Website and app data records

Content starts

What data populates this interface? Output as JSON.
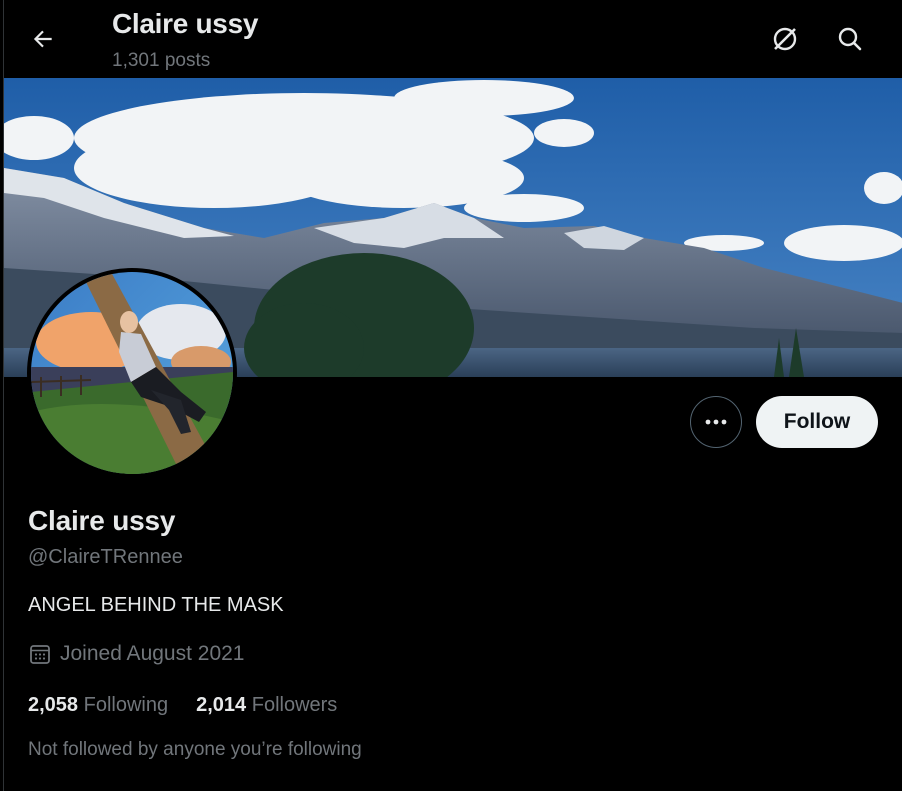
{
  "header": {
    "title": "Claire ussy",
    "post_count": "1,301 posts",
    "back_icon": "arrow-left-icon",
    "grok_icon": "grok-icon",
    "search_icon": "search-icon"
  },
  "profile": {
    "display_name": "Claire ussy",
    "handle": "@ClaireTRennee",
    "bio": "ANGEL BEHIND THE MASK",
    "joined": "Joined August 2021",
    "following_count": "2,058",
    "following_label": "Following",
    "followers_count": "2,014",
    "followers_label": "Followers",
    "followed_by_text": "Not followed by anyone you’re following"
  },
  "actions": {
    "more_icon": "more-dots-icon",
    "follow_label": "Follow"
  },
  "colors": {
    "background": "#000000",
    "primary_text": "#e7e9ea",
    "secondary_text": "#71767b",
    "follow_button_bg": "#eff3f4"
  }
}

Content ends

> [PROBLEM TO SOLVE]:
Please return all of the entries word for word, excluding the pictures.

> [ANSWER FOR THE TASK]:
What data populates this interface? Output as JSON.
{
  "header": {
    "title": "Claire ussy",
    "post_count": "1,301 posts",
    "back_icon": "arrow-left-icon",
    "grok_icon": "grok-icon",
    "search_icon": "search-icon"
  },
  "profile": {
    "display_name": "Claire ussy",
    "handle": "@ClaireTRennee",
    "bio": "ANGEL BEHIND THE MASK",
    "joined": "Joined August 2021",
    "following_count": "2,058",
    "following_label": "Following",
    "followers_count": "2,014",
    "followers_label": "Followers",
    "followed_by_text": "Not followed by anyone you’re following"
  },
  "actions": {
    "more_icon": "more-dots-icon",
    "follow_label": "Follow"
  },
  "colors": {
    "background": "#000000",
    "primary_text": "#e7e9ea",
    "secondary_text": "#71767b",
    "follow_button_bg": "#eff3f4"
  }
}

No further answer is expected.